Return an exact copy of the entries, skipping any picture you find.

┄┄┄┄┄┄

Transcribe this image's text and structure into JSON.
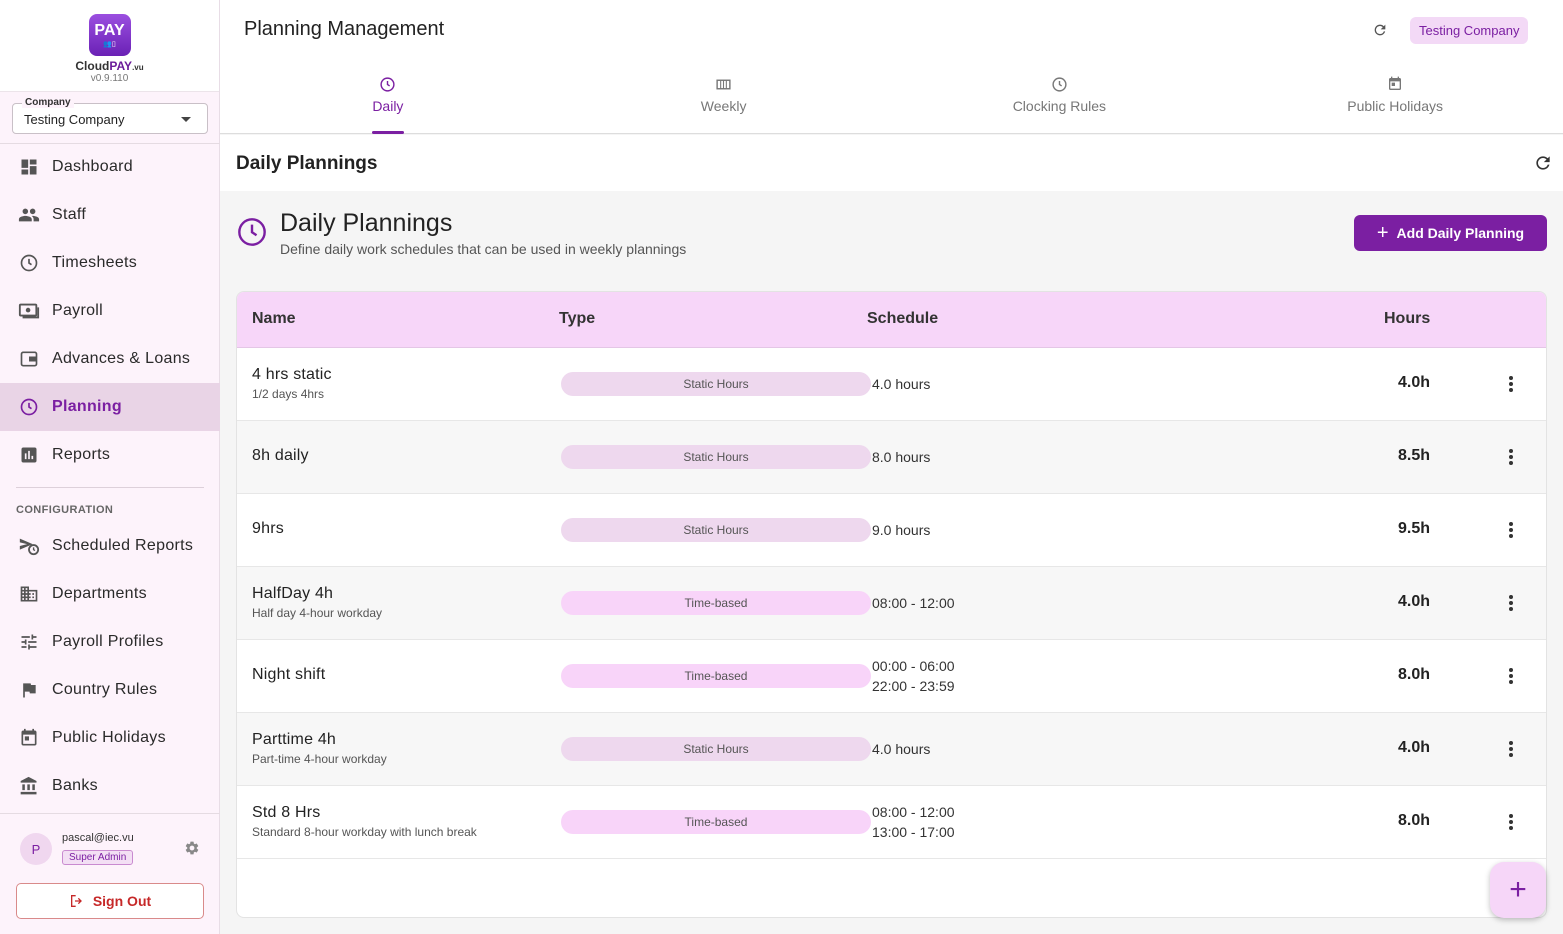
{
  "app": {
    "logo_text": "PAY",
    "brand_prefix": "Cloud",
    "brand_accent": "PAY",
    "brand_suffix": ".vu",
    "version": "v0.9.110",
    "accent_color": "#7b1fa2"
  },
  "company_select": {
    "label": "Company",
    "value": "Testing Company"
  },
  "nav": {
    "items": [
      {
        "label": "Dashboard",
        "icon": "dashboard-icon"
      },
      {
        "label": "Staff",
        "icon": "people-icon"
      },
      {
        "label": "Timesheets",
        "icon": "clock-icon"
      },
      {
        "label": "Payroll",
        "icon": "money-icon"
      },
      {
        "label": "Advances & Loans",
        "icon": "wallet-icon"
      },
      {
        "label": "Planning",
        "icon": "clock-icon",
        "active": true
      },
      {
        "label": "Reports",
        "icon": "bar-chart-icon"
      }
    ],
    "section_label": "CONFIGURATION",
    "config_items": [
      {
        "label": "Scheduled Reports",
        "icon": "scheduled-send-icon"
      },
      {
        "label": "Departments",
        "icon": "building-icon"
      },
      {
        "label": "Payroll Profiles",
        "icon": "tune-icon"
      },
      {
        "label": "Country Rules",
        "icon": "flag-icon"
      },
      {
        "label": "Public Holidays",
        "icon": "calendar-icon"
      },
      {
        "label": "Banks",
        "icon": "bank-icon"
      }
    ]
  },
  "user": {
    "initial": "P",
    "email": "pascal@iec.vu",
    "role": "Super Admin",
    "sign_out": "Sign Out"
  },
  "header": {
    "title": "Planning Management",
    "company_chip": "Testing Company"
  },
  "tabs": [
    {
      "label": "Daily",
      "active": true
    },
    {
      "label": "Weekly"
    },
    {
      "label": "Clocking Rules"
    },
    {
      "label": "Public Holidays"
    }
  ],
  "section": {
    "title": "Daily Plannings"
  },
  "content": {
    "title": "Daily Plannings",
    "subtitle": "Define daily work schedules that can be used in weekly plannings",
    "add_button": "Add Daily Planning"
  },
  "table": {
    "columns": [
      "Name",
      "Type",
      "Schedule",
      "Hours"
    ],
    "rows": [
      {
        "name": "4 hrs static",
        "description": "1/2 days 4hrs",
        "type": "Static Hours",
        "schedule": [
          "4.0 hours"
        ],
        "hours": "4.0h"
      },
      {
        "name": "8h daily",
        "description": "",
        "type": "Static Hours",
        "schedule": [
          "8.0 hours"
        ],
        "hours": "8.5h"
      },
      {
        "name": "9hrs",
        "description": "",
        "type": "Static Hours",
        "schedule": [
          "9.0 hours"
        ],
        "hours": "9.5h"
      },
      {
        "name": "HalfDay 4h",
        "description": "Half day 4-hour workday",
        "type": "Time-based",
        "schedule": [
          "08:00 - 12:00"
        ],
        "hours": "4.0h"
      },
      {
        "name": "Night shift",
        "description": "",
        "type": "Time-based",
        "schedule": [
          "00:00 - 06:00",
          "22:00 - 23:59"
        ],
        "hours": "8.0h"
      },
      {
        "name": "Parttime 4h",
        "description": "Part-time 4-hour workday",
        "type": "Static Hours",
        "schedule": [
          "4.0 hours"
        ],
        "hours": "4.0h"
      },
      {
        "name": "Std 8 Hrs",
        "description": "Standard 8-hour workday with lunch break",
        "type": "Time-based",
        "schedule": [
          "08:00 - 12:00",
          "13:00 - 17:00"
        ],
        "hours": "8.0h"
      }
    ]
  }
}
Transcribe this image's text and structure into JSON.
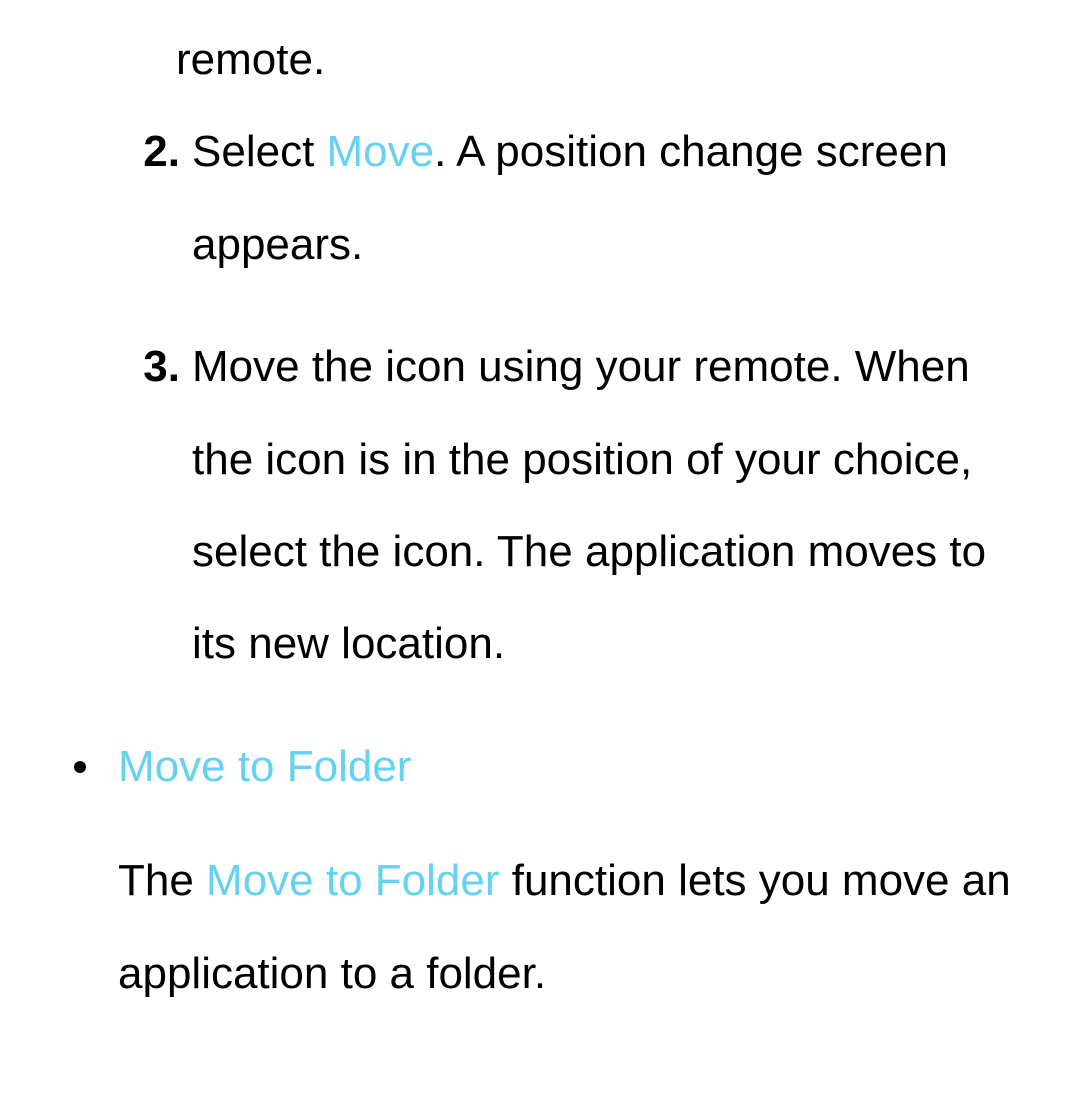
{
  "fragment": {
    "text": "remote."
  },
  "step2": {
    "marker": "2.",
    "pre": "Select ",
    "hl": "Move",
    "post": ". A position change screen appears."
  },
  "step3": {
    "marker": "3.",
    "text": "Move the icon using your remote. When the icon is in the position of your choice, select the icon. The application moves to its new location."
  },
  "section": {
    "title": "Move to Folder",
    "desc_pre": "The ",
    "desc_hl": "Move to Folder",
    "desc_post": " function lets you move an application to a folder."
  }
}
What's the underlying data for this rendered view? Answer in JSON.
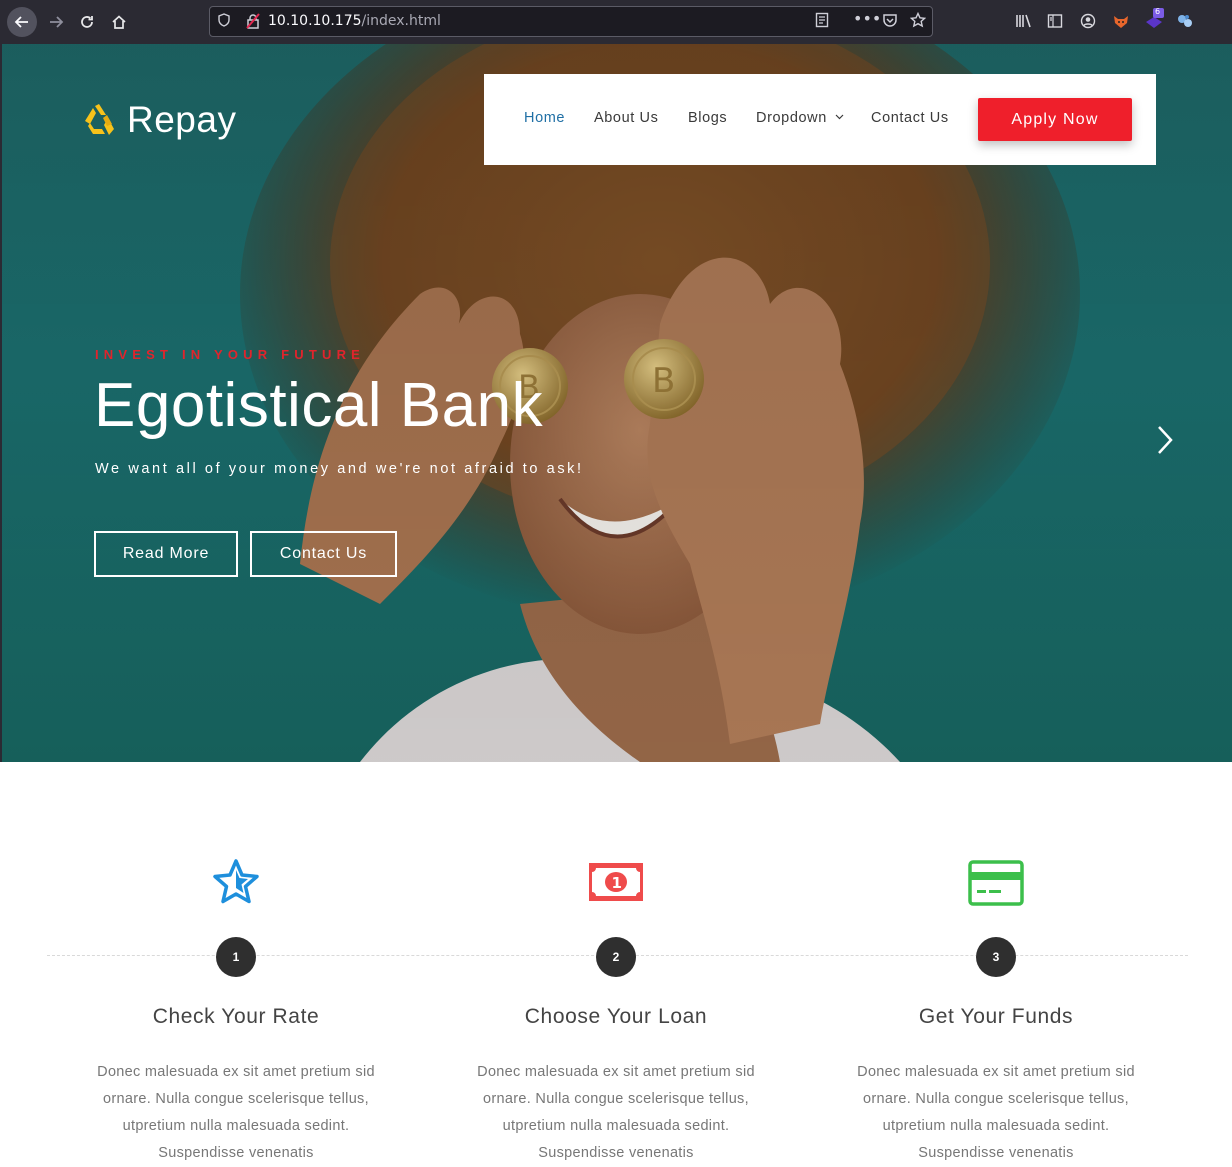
{
  "browser": {
    "url_host": "10.10.10.175",
    "url_path": "/index.html",
    "extension_badge": "6"
  },
  "site": {
    "logo_text": "Repay",
    "nav": {
      "items": [
        "Home",
        "About Us",
        "Blogs",
        "Dropdown",
        "Contact Us"
      ],
      "active": "Home",
      "cta": "Apply Now"
    },
    "hero": {
      "eyebrow": "INVEST IN YOUR FUTURE",
      "title": "Egotistical Bank",
      "subtitle": "We want all of your money and we're not afraid to ask!",
      "primary_button": "Read More",
      "secondary_button": "Contact Us"
    },
    "steps": [
      {
        "number": "1",
        "icon": "star-icon",
        "icon_color": "#1e8fdc",
        "title": "Check Your Rate",
        "body": [
          "Donec malesuada ex sit amet pretium sid",
          "ornare. Nulla congue scelerisque tellus,",
          "utpretium nulla malesuada sedint.",
          "Suspendisse venenatis"
        ]
      },
      {
        "number": "2",
        "icon": "money-bill-icon",
        "icon_color": "#ef4b4b",
        "title": "Choose Your Loan",
        "body": [
          "Donec malesuada ex sit amet pretium sid",
          "ornare. Nulla congue scelerisque tellus,",
          "utpretium nulla malesuada sedint.",
          "Suspendisse venenatis"
        ]
      },
      {
        "number": "3",
        "icon": "credit-card-icon",
        "icon_color": "#3cbf4b",
        "title": "Get Your Funds",
        "body": [
          "Donec malesuada ex sit amet pretium sid",
          "ornare. Nulla congue scelerisque tellus,",
          "utpretium nulla malesuada sedint.",
          "Suspendisse venenatis"
        ]
      }
    ]
  },
  "colors": {
    "accent_red": "#ef1f2b",
    "hero_teal": "#1b7070",
    "active_nav": "#1f6fa5"
  }
}
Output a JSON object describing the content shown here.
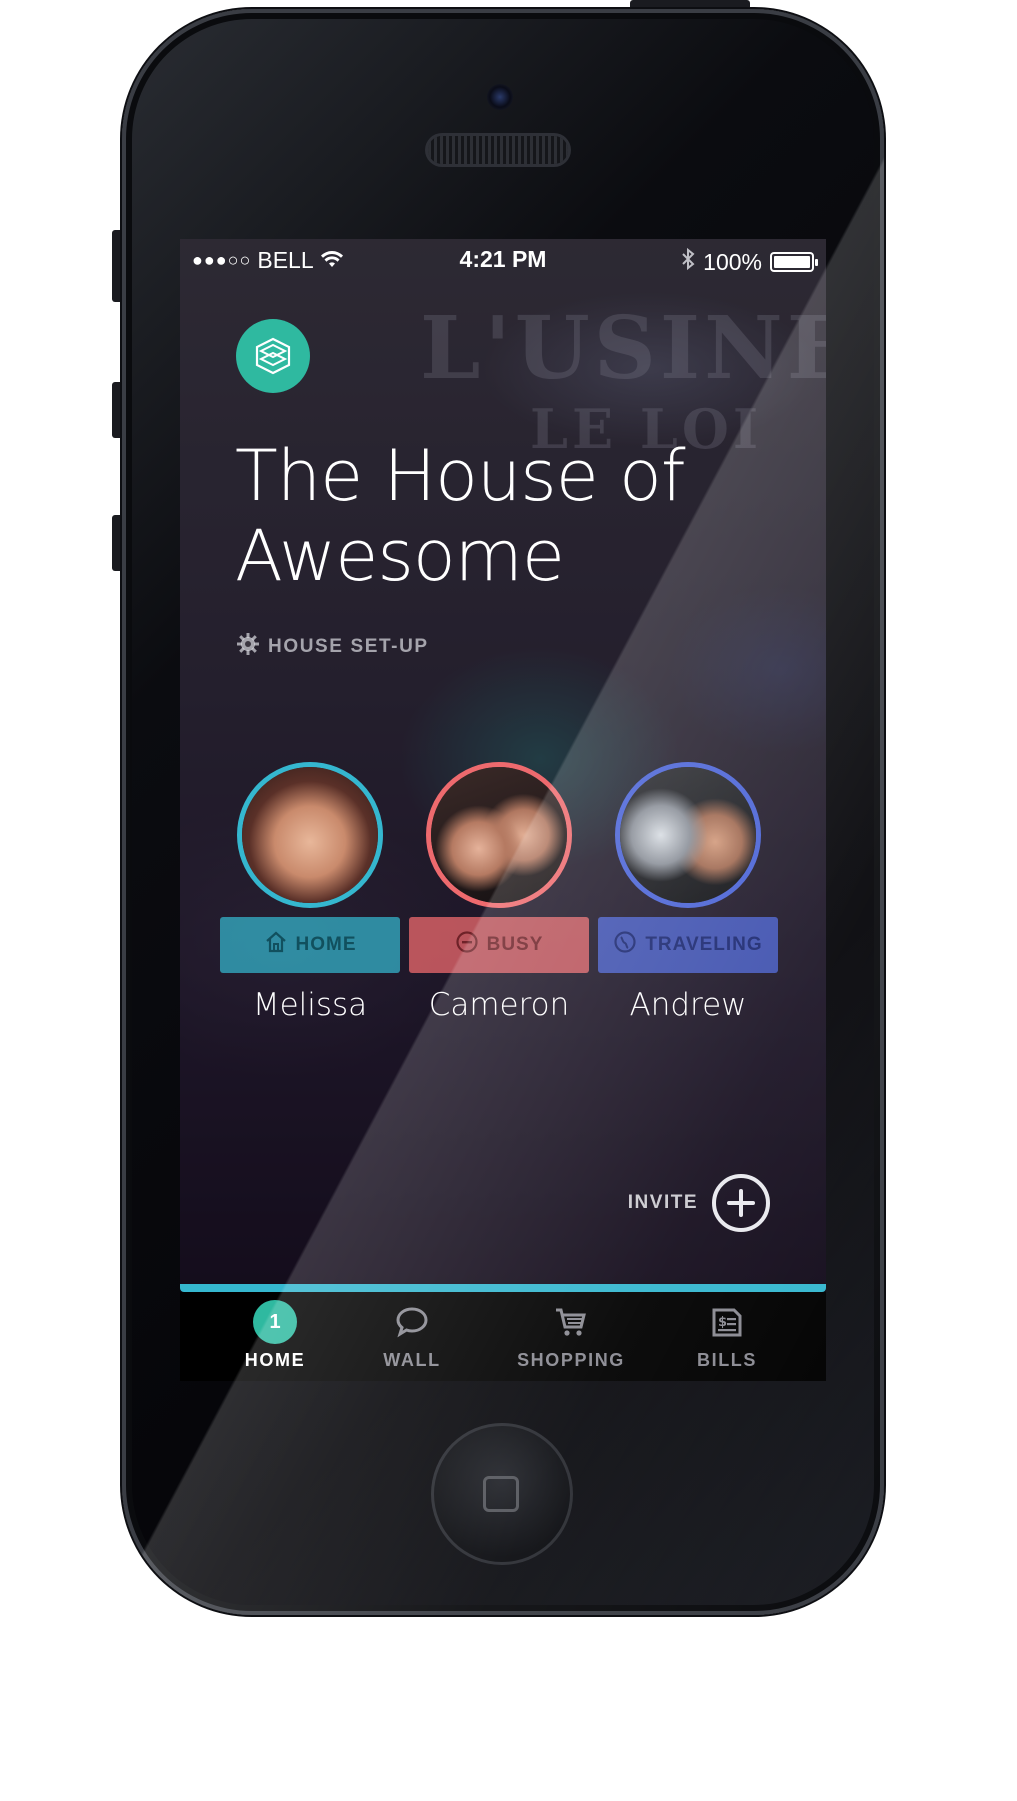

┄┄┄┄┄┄

● ANSWER SPACE
Transcribe this image's text and structure into JSON.
{
  "app": {
    "logo_text": "PAY",
    "brand_prefix": "Cloud",
    "brand_accent": "PAY",
    "brand_suffix": ".vu",
    "version": "v0.9.110",
    "accent_color": "#7b1fa2"
  },
  "company_select": {
    "label": "Company",
    "value": "Testing Company"
  },
  "nav": {
    "items": [
      {
        "label": "Dashboard",
        "icon": "dashboard-icon"
      },
      {
        "label": "Staff",
        "icon": "people-icon"
      },
      {
        "label": "Timesheets",
        "icon": "clock-icon"
      },
      {
        "label": "Payroll",
        "icon": "money-icon"
      },
      {
        "label": "Advances & Loans",
        "icon": "wallet-icon"
      },
      {
        "label": "Planning",
        "icon": "clock-icon",
        "active": true
      },
      {
        "label": "Reports",
        "icon": "bar-chart-icon"
      }
    ],
    "section_label": "CONFIGURATION",
    "config_items": [
      {
        "label": "Scheduled Reports",
        "icon": "scheduled-send-icon"
      },
      {
        "label": "Departments",
        "icon": "building-icon"
      },
      {
        "label": "Payroll Profiles",
        "icon": "tune-icon"
      },
      {
        "label": "Country Rules",
        "icon": "flag-icon"
      },
      {
        "label": "Public Holidays",
        "icon": "calendar-icon"
      },
      {
        "label": "Banks",
        "icon": "bank-icon"
      }
    ]
  },
  "user": {
    "initial": "P",
    "email": "pascal@iec.vu",
    "role": "Super Admin",
    "sign_out": "Sign Out"
  },
  "header": {
    "title": "Planning Management",
    "company_chip": "Testing Company"
  },
  "tabs": [
    {
      "label": "Daily",
      "active": true
    },
    {
      "label": "Weekly"
    },
    {
      "label": "Clocking Rules"
    },
    {
      "label": "Public Holidays"
    }
  ],
  "section": {
    "title": "Daily Plannings"
  },
  "content": {
    "title": "Daily Plannings",
    "subtitle": "Define daily work schedules that can be used in weekly plannings",
    "add_button": "Add Daily Planning"
  },
  "table": {
    "columns": [
      "Name",
      "Type",
      "Schedule",
      "Hours"
    ],
    "rows": [
      {
        "name": "4 hrs static",
        "description": "1/2 days 4hrs",
        "type": "Static Hours",
        "schedule": [
          "4.0 hours"
        ],
        "hours": "4.0h"
      },
      {
        "name": "8h daily",
        "description": "",
        "type": "Static Hours",
        "schedule": [
          "8.0 hours"
        ],
        "hours": "8.5h"
      },
      {
        "name": "9hrs",
        "description": "",
        "type": "Static Hours",
        "schedule": [
          "9.0 hours"
        ],
        "hours": "9.5h"
      },
      {
        "name": "HalfDay 4h",
        "description": "Half day 4-hour workday",
        "type": "Time-based",
        "schedule": [
          "08:00 - 12:00"
        ],
        "hours": "4.0h"
      },
      {
        "name": "Night shift",
        "description": "",
        "type": "Time-based",
        "schedule": [
          "00:00 - 06:00",
          "22:00 - 23:59"
        ],
        "hours": "8.0h"
      },
      {
        "name": "Parttime 4h",
        "description": "Part-time 4-hour workday",
        "type": "Static Hours",
        "schedule": [
          "4.0 hours"
        ],
        "hours": "4.0h"
      },
      {
        "name": "Std 8 Hrs",
        "description": "Standard 8-hour workday with lunch break",
        "type": "Time-based",
        "schedule": [
          "08:00 - 12:00",
          "13:00 - 17:00"
        ],
        "hours": "8.0h"
      }
    ]
  }
}
Transcribe this image's text and structure into JSON.
{
  "fragment": {
    "text": "remote."
  },
  "step2": {
    "marker": "2.",
    "pre": "Select ",
    "hl": "Move",
    "post": ". A position change screen appears."
  },
  "step3": {
    "marker": "3.",
    "text": "Move the icon using your remote. When the icon is in the position of your choice, select the icon. The application moves to its new location."
  },
  "section": {
    "title": "Move to Folder",
    "desc_pre": "The ",
    "desc_hl": "Move to Folder",
    "desc_post": " function lets you move an application to a folder."
  }
}
What's the underlying data for this rendered view? Answer in JSON.
{
  "browser": {
    "url_host": "10.10.10.175",
    "url_path": "/index.html",
    "extension_badge": "6"
  },
  "site": {
    "logo_text": "Repay",
    "nav": {
      "items": [
        "Home",
        "About Us",
        "Blogs",
        "Dropdown",
        "Contact Us"
      ],
      "active": "Home",
      "cta": "Apply Now"
    },
    "hero": {
      "eyebrow": "INVEST IN YOUR FUTURE",
      "title": "Egotistical Bank",
      "subtitle": "We want all of your money and we're not afraid to ask!",
      "primary_button": "Read More",
      "secondary_button": "Contact Us"
    },
    "steps": [
      {
        "number": "1",
        "icon": "star-icon",
        "icon_color": "#1e8fdc",
        "title": "Check Your Rate",
        "body": [
          "Donec malesuada ex sit amet pretium sid",
          "ornare. Nulla congue scelerisque tellus,",
          "utpretium nulla malesuada sedint.",
          "Suspendisse venenatis"
        ]
      },
      {
        "number": "2",
        "icon": "money-bill-icon",
        "icon_color": "#ef4b4b",
        "title": "Choose Your Loan",
        "body": [
          "Donec malesuada ex sit amet pretium sid",
          "ornare. Nulla congue scelerisque tellus,",
          "utpretium nulla malesuada sedint.",
          "Suspendisse venenatis"
        ]
      },
      {
        "number": "3",
        "icon": "credit-card-icon",
        "icon_color": "#3cbf4b",
        "title": "Get Your Funds",
        "body": [
          "Donec malesuada ex sit amet pretium sid",
          "ornare. Nulla congue scelerisque tellus,",
          "utpretium nulla malesuada sedint.",
          "Suspendisse venenatis"
        ]
      }
    ]
  },
  "colors": {
    "accent_red": "#ef1f2b",
    "hero_teal": "#1b7070",
    "active_nav": "#1f6fa5"
  }
}
Output a JSON object describing the content shown here.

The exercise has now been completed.